§ **WORK REQUEST**: Read through the material below and find each line that has the word "illustration"; copy it.

§ **INPUT MATERIAL**:
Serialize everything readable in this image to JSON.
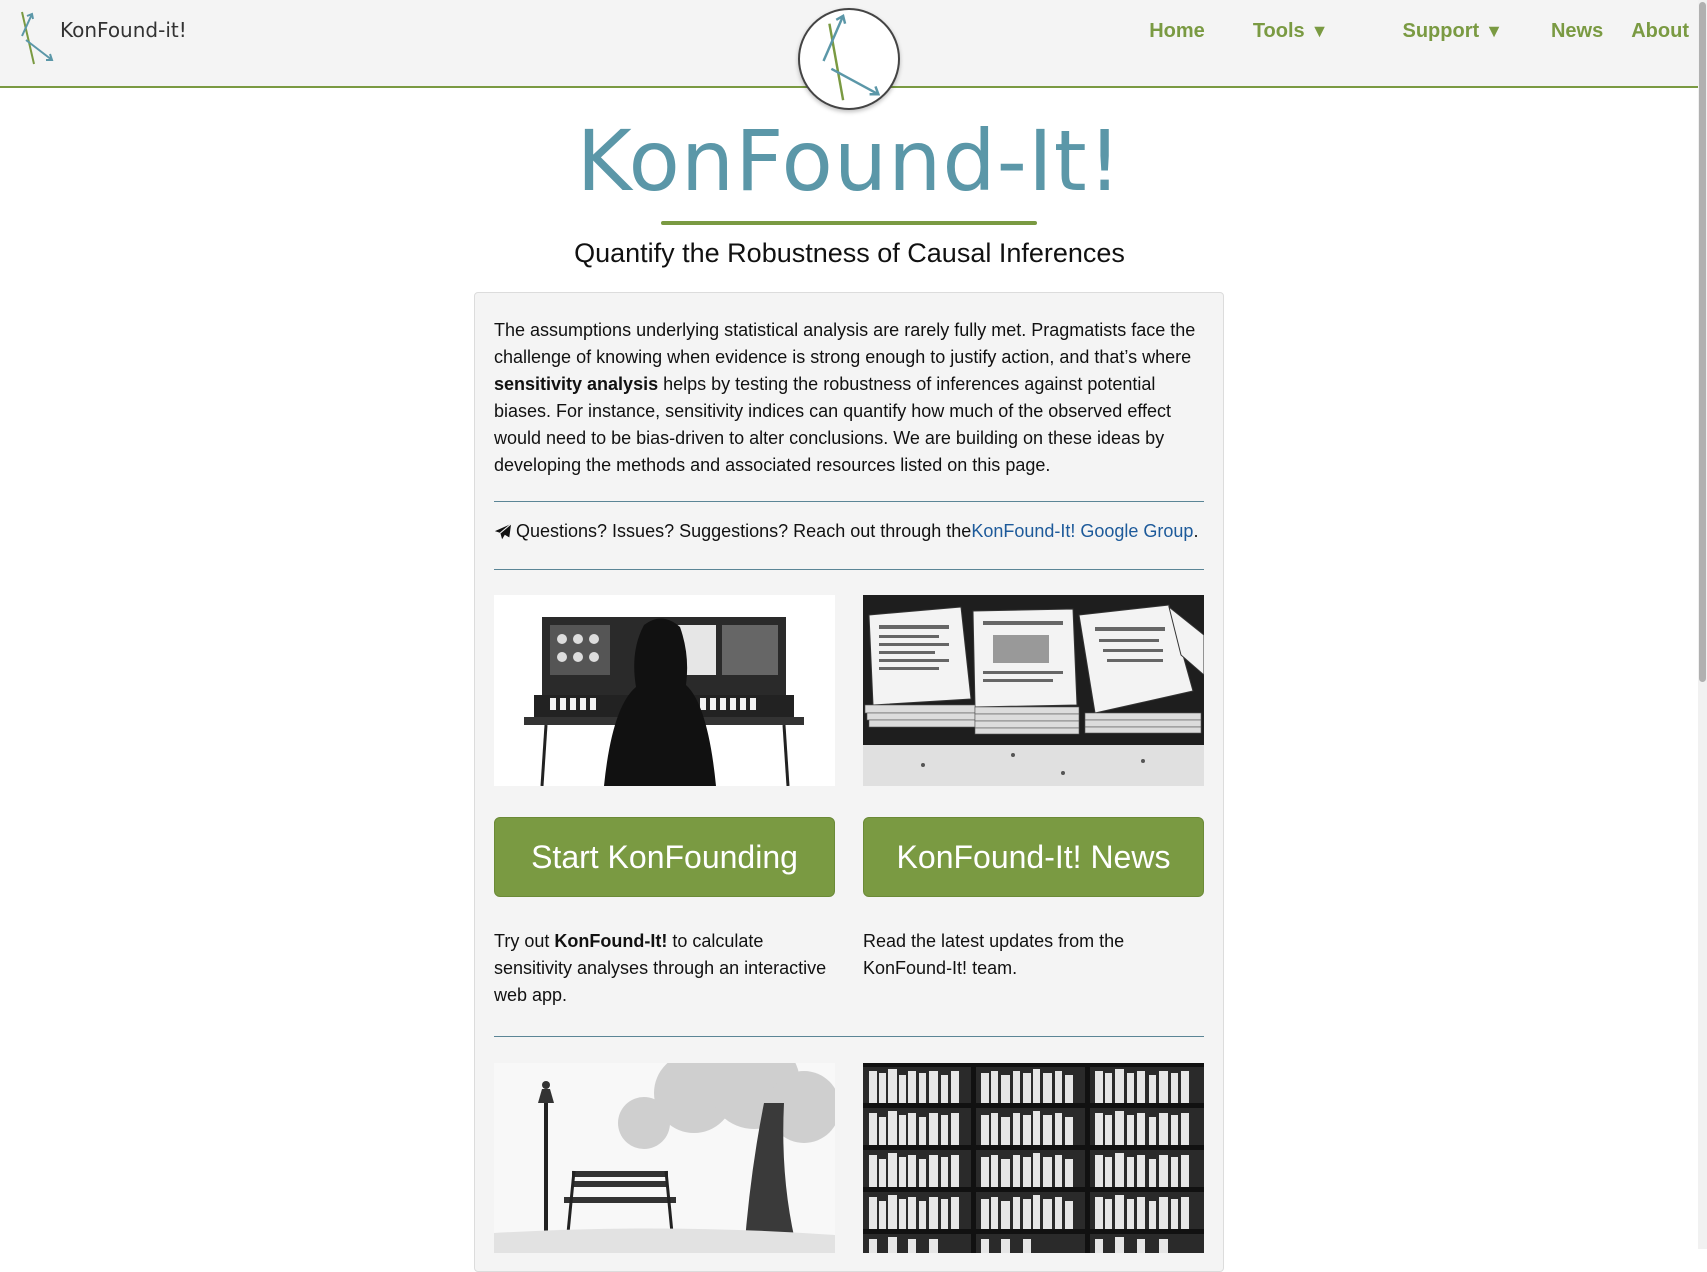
{
  "nav": {
    "brand": "KonFound-it!",
    "links": [
      {
        "label": "Home"
      },
      {
        "label": "Tools",
        "caret": "▼"
      },
      {
        "label": "Support",
        "caret": "▼"
      },
      {
        "label": "News"
      },
      {
        "label": "About"
      }
    ]
  },
  "hero": {
    "title": "KonFound-It!",
    "subtitle": "Quantify the Robustness of Causal Inferences"
  },
  "intro": {
    "part1": "The assumptions underlying statistical analysis are rarely fully met. Pragmatists face the challenge of knowing when evidence is strong enough to justify action, and that’s where ",
    "bold": "sensitivity analysis",
    "part2": " helps by testing the robustness of inferences against potential biases. For instance, sensitivity indices can quantify how much of the observed effect would need to be bias-driven to alter conclusions. We are building on these ideas by developing the methods and associated resources listed on this page."
  },
  "contact": {
    "icon": "paper-plane-icon",
    "text": "Questions? Issues? Suggestions? Reach out through the ",
    "link": "KonFound-It! Google Group",
    "suffix": "."
  },
  "cards": [
    {
      "image": "person at vintage synthesizer illustration",
      "button": "Start KonFounding",
      "desc_pre": "Try out ",
      "desc_bold": "KonFound-It!",
      "desc_post": " to calculate sensitivity analyses through an interactive web app."
    },
    {
      "image": "stacks of newspapers illustration",
      "button": "KonFound-It! News",
      "desc": "Read the latest updates from the KonFound-It! team."
    },
    {
      "image": "park bench with lamppost illustration"
    },
    {
      "image": "library bookshelves illustration"
    }
  ],
  "colors": {
    "accent_green": "#7a9a42",
    "title_teal": "#5b97a8",
    "link_blue": "#1d5a9a",
    "card_bg": "#f4f4f4"
  }
}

§ **ANSWER TO THIS EXERCISE**:
      "image": "person at vintage synthesizer illustration",
      "image": "stacks of newspapers illustration",
      "image": "park bench with lamppost illustration"
      "image": "library bookshelves illustration"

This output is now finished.